Whatever deal works its way through the high-stakes talks in Geneva over Syria's chemical weapons, it will be met with plenty of skepticism. And for good reason.
Consider the deal broker. Russia?
Russia and Syria have a longtime friendly relationship and strong economic ties. Critics quickly called Russia's face-saving move nothing more than a stalling tactic. (Syria is already delaying. Instead of offering to immediately hand over weapons, the Assad regime says its willing to give up information about Syria's stockpile in the next 30 days.)
Adding insult to injury, Russian President Vladimir Putin lambasted the United States in a New York Times editorial, saying it's now "commonplace" for America to intervene in the internal conflicts of other countries.
He questions America's example of democracy and instead insists that others around the world see the U.S. as "relying solely on brute force."
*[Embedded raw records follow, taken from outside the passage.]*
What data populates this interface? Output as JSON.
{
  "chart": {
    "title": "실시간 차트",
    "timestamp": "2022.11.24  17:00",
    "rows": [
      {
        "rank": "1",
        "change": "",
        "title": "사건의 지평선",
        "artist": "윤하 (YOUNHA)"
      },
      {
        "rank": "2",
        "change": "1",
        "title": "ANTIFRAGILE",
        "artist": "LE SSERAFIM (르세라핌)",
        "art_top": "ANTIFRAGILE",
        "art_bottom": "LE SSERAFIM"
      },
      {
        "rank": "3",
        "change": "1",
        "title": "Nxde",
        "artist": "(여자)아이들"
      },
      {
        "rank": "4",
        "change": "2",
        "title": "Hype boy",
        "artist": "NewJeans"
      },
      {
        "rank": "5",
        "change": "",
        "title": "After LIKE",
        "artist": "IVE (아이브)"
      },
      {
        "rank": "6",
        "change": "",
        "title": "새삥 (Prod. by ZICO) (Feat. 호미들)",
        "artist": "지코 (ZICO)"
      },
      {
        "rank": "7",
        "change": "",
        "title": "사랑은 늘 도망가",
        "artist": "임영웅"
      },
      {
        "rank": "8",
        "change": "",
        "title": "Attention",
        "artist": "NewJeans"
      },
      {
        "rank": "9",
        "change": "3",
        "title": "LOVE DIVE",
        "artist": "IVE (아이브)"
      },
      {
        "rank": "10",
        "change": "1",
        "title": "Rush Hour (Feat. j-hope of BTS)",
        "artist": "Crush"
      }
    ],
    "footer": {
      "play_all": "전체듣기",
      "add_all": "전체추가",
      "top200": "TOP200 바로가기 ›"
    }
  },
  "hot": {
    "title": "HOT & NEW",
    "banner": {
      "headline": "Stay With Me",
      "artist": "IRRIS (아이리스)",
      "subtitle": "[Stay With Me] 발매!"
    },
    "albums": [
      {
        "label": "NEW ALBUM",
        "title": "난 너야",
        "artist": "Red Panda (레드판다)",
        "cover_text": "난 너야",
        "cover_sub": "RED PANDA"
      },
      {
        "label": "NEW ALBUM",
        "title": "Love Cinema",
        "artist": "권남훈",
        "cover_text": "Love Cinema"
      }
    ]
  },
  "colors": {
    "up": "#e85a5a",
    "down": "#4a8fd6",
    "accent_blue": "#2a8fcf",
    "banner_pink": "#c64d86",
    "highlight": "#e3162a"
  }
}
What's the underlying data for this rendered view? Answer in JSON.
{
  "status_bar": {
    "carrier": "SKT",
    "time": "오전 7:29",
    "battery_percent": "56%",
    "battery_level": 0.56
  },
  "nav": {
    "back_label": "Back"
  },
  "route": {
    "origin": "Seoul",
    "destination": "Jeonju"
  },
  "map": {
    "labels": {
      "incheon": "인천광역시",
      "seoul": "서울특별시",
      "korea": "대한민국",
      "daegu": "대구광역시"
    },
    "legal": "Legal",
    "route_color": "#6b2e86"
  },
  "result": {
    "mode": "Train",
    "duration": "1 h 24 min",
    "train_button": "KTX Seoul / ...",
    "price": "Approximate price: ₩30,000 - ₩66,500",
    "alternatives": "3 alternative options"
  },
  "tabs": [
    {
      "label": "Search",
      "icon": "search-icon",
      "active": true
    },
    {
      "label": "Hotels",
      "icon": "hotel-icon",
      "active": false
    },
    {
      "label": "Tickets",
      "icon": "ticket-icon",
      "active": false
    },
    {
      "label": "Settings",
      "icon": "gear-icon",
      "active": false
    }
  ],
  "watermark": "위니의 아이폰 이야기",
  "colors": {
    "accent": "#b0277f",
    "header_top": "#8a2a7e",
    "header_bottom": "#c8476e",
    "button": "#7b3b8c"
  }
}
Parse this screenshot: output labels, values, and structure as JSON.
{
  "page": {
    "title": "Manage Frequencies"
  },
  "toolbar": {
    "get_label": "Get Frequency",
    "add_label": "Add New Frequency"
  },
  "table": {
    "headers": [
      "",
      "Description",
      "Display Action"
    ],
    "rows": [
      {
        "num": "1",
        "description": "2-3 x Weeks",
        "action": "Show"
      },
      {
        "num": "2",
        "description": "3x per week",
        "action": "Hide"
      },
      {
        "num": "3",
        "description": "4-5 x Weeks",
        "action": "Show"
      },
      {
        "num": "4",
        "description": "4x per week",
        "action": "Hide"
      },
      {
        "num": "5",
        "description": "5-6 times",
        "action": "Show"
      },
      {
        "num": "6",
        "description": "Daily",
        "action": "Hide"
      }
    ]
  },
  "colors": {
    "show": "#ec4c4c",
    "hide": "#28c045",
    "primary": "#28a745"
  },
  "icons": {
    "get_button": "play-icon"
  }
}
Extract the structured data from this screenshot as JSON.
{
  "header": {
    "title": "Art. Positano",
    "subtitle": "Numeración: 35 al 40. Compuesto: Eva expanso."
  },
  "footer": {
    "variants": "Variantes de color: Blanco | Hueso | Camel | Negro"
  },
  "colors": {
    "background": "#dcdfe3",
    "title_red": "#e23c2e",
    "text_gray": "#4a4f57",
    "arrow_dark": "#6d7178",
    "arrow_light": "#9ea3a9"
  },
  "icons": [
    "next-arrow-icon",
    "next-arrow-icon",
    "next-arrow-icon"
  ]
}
But the most pointed part of the op-ed is when Putin -- or "Pootie Poot," as George W. Bush liked to refer to him -- challenged the notion of American exceptionalism. He was responding to a line in President Obama's televised address to the nation.
Putin flatly rejected the idea, saying "the United States' policy is 'what makes America different.'"
"It is extremely dangerous to encourage people to see themselves as exceptional, whatever the motivation. There are big countries and small countries, rich and poor, those with long democratic traditions and those still finding their way to democracy ... We are all different, but when we ask for the Lord's blessings, we must not forget that God created us equal," he wrote.
True, we all may be equal in God's eyes. And, the value of each human life is precious. But Putin's broad brush of equality fails to understand that people, their ability, ideas, creative works, and even their countries can be exceptional.
For example, and reducing this to the most basic analogy, Jennifer Wishon might want a record deal, but unless she sings exceptionally well - like Celine Dion or Mariah Carey - that probably won't happen. Likewise, John Jessup might like to run fast, but he knows he's no Usain Bolt.
America and Americans aren't perfect, but we're motivated to do better and to keep trying. Many still believe the sky's the limit. And that's part of what makes us exceptional.
If Putin is indeed to be trusted as an honest broker in his new role as a peacemaker, let's pray his path to peace goes better than his ability to play philosopher.